4. Be friendly & play it cool
After formally introducing yourself, see if he acknowledges you around campus. If you're still interested in him after your first meeting, be friendly and open when he recognizes you.
5. Check out his social media
“Creeping” on social networking sites might sound subversive, but his Facebook and Twitter can reveal everything from his interests, hobbies, mutual friends, relationship status, those embarrassing party pictures and lewd or rude posts that let you know if he's a gentleman or not. You can also look at his fraternity brother's social media sites to learn a little bit more about him and his social life.
6. Spark light conversation

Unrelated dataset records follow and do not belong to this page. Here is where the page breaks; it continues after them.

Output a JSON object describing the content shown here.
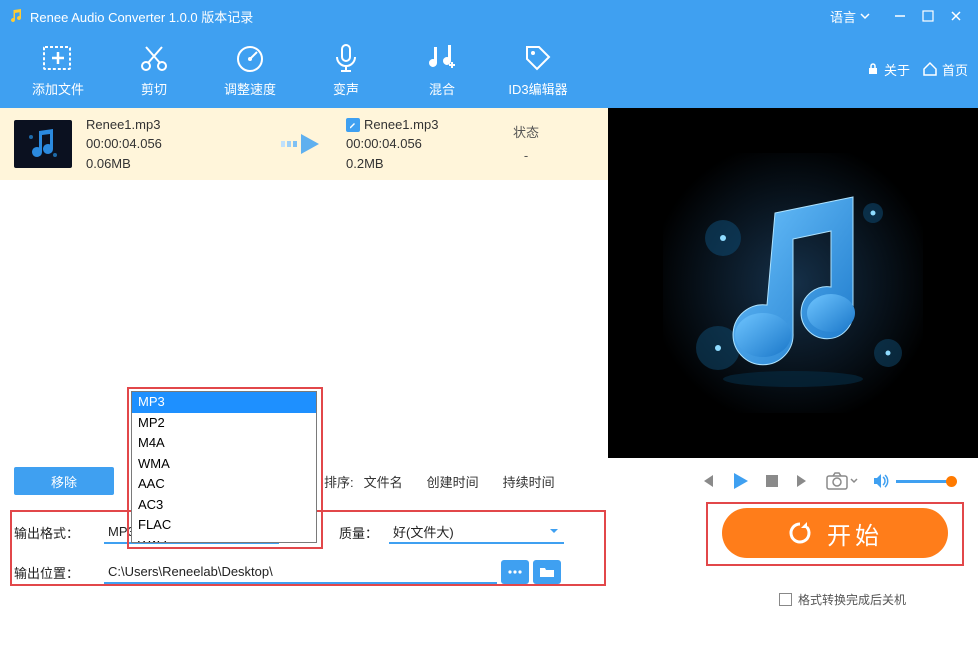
{
  "titlebar": {
    "title": "Renee Audio Converter 1.0.0 版本记录",
    "language": "语言"
  },
  "toolbar": {
    "add": "添加文件",
    "trim": "剪切",
    "speed": "调整速度",
    "voice": "变声",
    "mix": "混合",
    "id3": "ID3编辑器",
    "about": "关于",
    "home": "首页"
  },
  "file": {
    "in_name": "Renee1.mp3",
    "in_dur": "00:00:04.056",
    "in_size": "0.06MB",
    "out_name": "Renee1.mp3",
    "out_dur": "00:00:04.056",
    "out_size": "0.2MB",
    "status_header": "状态",
    "status_value": "-"
  },
  "formats": [
    "MP3",
    "MP2",
    "M4A",
    "WMA",
    "AAC",
    "AC3",
    "FLAC",
    "WAV"
  ],
  "actions": {
    "remove": "移除",
    "sort_label": "排序:",
    "sort_name": "文件名",
    "sort_created": "创建时间",
    "sort_duration": "持续时间"
  },
  "output": {
    "format_label": "输出格式：",
    "format_value": "MP3",
    "quality_label": "质量：",
    "quality_value": "好(文件大)",
    "path_label": "输出位置：",
    "path_value": "C:\\Users\\Reneelab\\Desktop\\"
  },
  "start": {
    "label": "开始"
  },
  "shutdown": {
    "label": "格式转换完成后关机"
  }
}
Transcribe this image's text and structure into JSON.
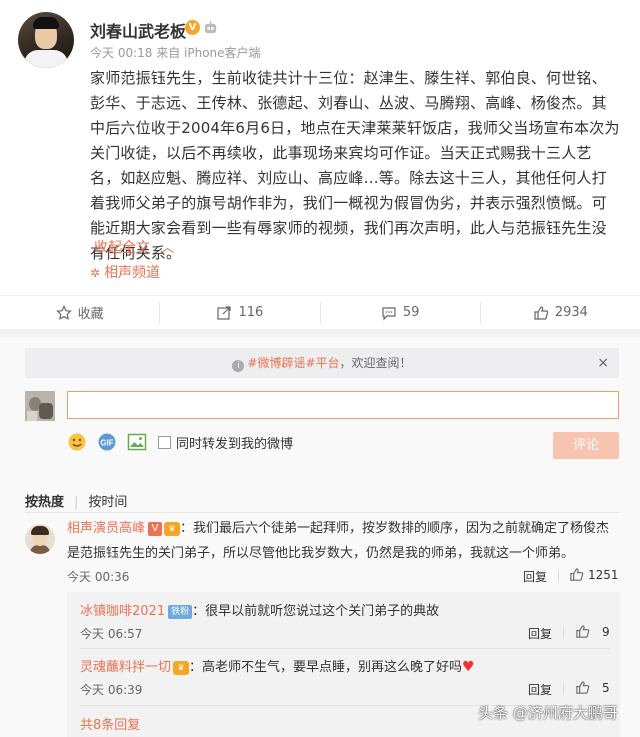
{
  "post": {
    "author": "刘春山武老板",
    "verified_badge": "V",
    "meta": "今天 00:18 来自 iPhone客户端",
    "content": "家师范振钰先生，生前收徒共计十三位：赵津生、滕生祥、郭伯良、何世铭、彭华、于志远、王传林、张德起、刘春山、丛波、马腾翔、高峰、杨俊杰。其中后六位收于2004年6月6日，地点在天津莱莱轩饭店，我师父当场宣布本次为关门收徒，以后不再续收，此事现场来宾均可作证。当天正式赐我十三人艺名，如赵应魁、腾应祥、刘应山、高应峰…等。除去这十三人，其他任何人打着我师父弟子的旗号胡作非为，我们一概视为假冒伪劣，并表示强烈愤慨。可能近期大家会看到一些有辱家师的视频，我们再次声明，此人与范振钰先生没有任何关系。",
    "collapse_label": "收起全文",
    "collapse_icon": "chevron-up-icon",
    "topic": "相声频道",
    "topic_icon": "star-icon"
  },
  "actions": {
    "favorite": "收藏",
    "repost": "116",
    "comment": "59",
    "like": "2934"
  },
  "notice": {
    "hashtag": "#微博辟谣#平台",
    "text": "，欢迎查阅！",
    "close": "×"
  },
  "composer": {
    "placeholder": "",
    "forward_label": "同时转发到我的微博",
    "submit_label": "评论"
  },
  "sort": {
    "hot": "按热度",
    "time": "按时间"
  },
  "comment": {
    "author": "相声演员高峰",
    "author_badge": "V",
    "text": "：我们最后六个徒弟一起拜师，按岁数排的顺序，因为之前就确定了杨俊杰是范振钰先生的关门弟子，所以尽管他比我岁数大，仍然是我的师弟，我就这一个师弟。",
    "time": "今天 00:36",
    "reply_label": "回复",
    "likes": "1251"
  },
  "replies": [
    {
      "author": "冰镇咖啡2021",
      "badge": "铁粉",
      "text": "：很早以前就听您说过这个关门弟子的典故",
      "time": "今天 06:57",
      "reply_label": "回复",
      "likes": "9"
    },
    {
      "author": "灵魂蘸料拌一切",
      "text": "：高老师不生气，要早点睡，别再这么晚了好吗",
      "time": "今天 06:39",
      "reply_label": "回复",
      "likes": "5"
    }
  ],
  "more_replies": "共8条回复",
  "watermark": "头条 @济州府大鹏哥",
  "colors": {
    "accent": "#eb7350",
    "submit_disabled": "#f7c4b0",
    "input_border": "#ee9c6d"
  }
}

One of your next conversations should stem from his social profile. You can ask about his hometown, his interests, hobbies and why he is in his fraternity. This type of interest could even lead to an invitation to an event sponsored by the fraternity. Don’t say yes or no right away—leave yourself an avenue to consider the pros and cons. If you do not receive an invite, you can continue to talk to him until he knows you better and feels more comfortable suggesting that you two hang out. If you don’t seem to get anywhere, he might not be interested and you might have to let this cutie go; or he could just be shy and you might need to make the first move yourself. You can ask him if his fraternity is throwing any events or fund raisers—ask him if he will be there, and make sure to tell him it'd be cool to see him again.
7. Hang out at one of his fraternity events
If you end up going to one of his fraternity events, it’s often a good idea to take one to three friends. Your friends can help smooth over any awkward moments, keep you on your best behavior, and walk home together after. However, make sure it’s alright to bring guests. When you walk in, it’s a good sign if the fraternity cutie formally greets you and introduces you to some of his brothers—don’t freak out! Introduce yourself and your friends. Remember, you researched his fraternity so you always have a small-talk topic to use. If he does not come to greet you, give him a few minutes to make this move. If he does not, staying at the event is up to you and your friends—if it is too uncomfortable being present without his support, it’s perfectly fine to leave.
If you do stay and socialize with him, try to ensure that phone numbers are exchanged when the night ends. You can orchestrate this with help from your friends, a general appeal to the fraternity guys or a direct request to him if you’re feeling bold.
8. Keep in contact
Once you have his number, try not to text him until after you see him in the days after the event. Blowing up his phone is creepy, not cute. He might even text you first, if you’re patient. Stay casual and considerate—you have schoolwork and so does he. He will appreciate your respect for his time, and you don’t have to worry about saying brilliant things every few minutes. After an appropriate amount of time, try shooting him a friendly text (if he hasn't already texted you). Simply say hey!
9. Pursue deeper conversation
By now, you’ve moved past strangers to “sort-of” friends. Now is the time to delve into more serious questions about his beliefs, personal life and philosophies, and how these relate to his fraternity. You can see how his fraternity influences him by asking about his favorite and least favorite parts and his social life. This is the stage where you really get to know him personally—and vice versa.
10. Go with the flow!
The outcomes from this step are infinite. Now that you’re in a position to speak with him and become more than acquaintances, your interactions with him will show if he is meant to be a best friend, a boyfriend, or somebody that you used to know.